What lines below hold the string "устройството"? Copy them all.

Records provided section start

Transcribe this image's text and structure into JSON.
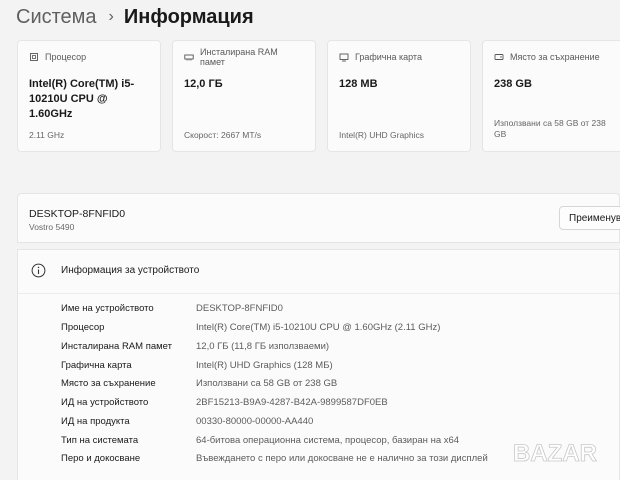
{
  "breadcrumb": {
    "parent": "Система",
    "separator": "›",
    "current": "Информация"
  },
  "cards": [
    {
      "icon": "processor-icon",
      "title": "Процесор",
      "value": "Intel(R) Core(TM) i5-10210U CPU @ 1.60GHz",
      "sub": "2.11 GHz"
    },
    {
      "icon": "ram-icon",
      "title": "Инсталирана RAM памет",
      "value": "12,0 ГБ",
      "sub": "Скорост: 2667 MT/s"
    },
    {
      "icon": "graphics-card-icon",
      "title": "Графична карта",
      "value": "128 MB",
      "sub": "Intel(R) UHD Graphics"
    },
    {
      "icon": "storage-icon",
      "title": "Място за съхранение",
      "value": "238 GB",
      "sub": "Използвани са 58 GB от 238 GB"
    }
  ],
  "device": {
    "name": "DESKTOP-8FNFID0",
    "model": "Vostro 5490",
    "rename_label": "Преименуване на този компютър"
  },
  "specs": {
    "title": "Информация за устройството",
    "rows": [
      {
        "label": "Име на устройството",
        "value": "DESKTOP-8FNFID0"
      },
      {
        "label": "Процесор",
        "value": "Intel(R) Core(TM) i5-10210U CPU @ 1.60GHz (2.11 GHz)"
      },
      {
        "label": "Инсталирана RAM памет",
        "value": "12,0 ГБ (11,8 ГБ използваеми)"
      },
      {
        "label": "Графична карта",
        "value": "Intel(R) UHD Graphics (128 МБ)"
      },
      {
        "label": "Място за съхранение",
        "value": "Използвани са 58 GB от 238 GB"
      },
      {
        "label": "ИД на устройството",
        "value": "2BF15213-B9A9-4287-B42A-9899587DF0EB"
      },
      {
        "label": "ИД на продукта",
        "value": "00330-80000-00000-AA440"
      },
      {
        "label": "Тип на системата",
        "value": "64-битова операционна система, процесор, базиран на x64"
      },
      {
        "label": "Перо и докосване",
        "value": "Въвеждането с перо или докосване не е налично за този дисплей"
      }
    ]
  },
  "watermark": "BAZAR",
  "colors": {
    "background": "#f3f3f3",
    "card": "#fbfbfb",
    "border": "#e5e5e5",
    "secondary_text": "#5c5c5c"
  }
}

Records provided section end

## Task answer
    "title": "Информация за устройството",
        "label": "Име на устройството",
        "label": "ИД на устройството",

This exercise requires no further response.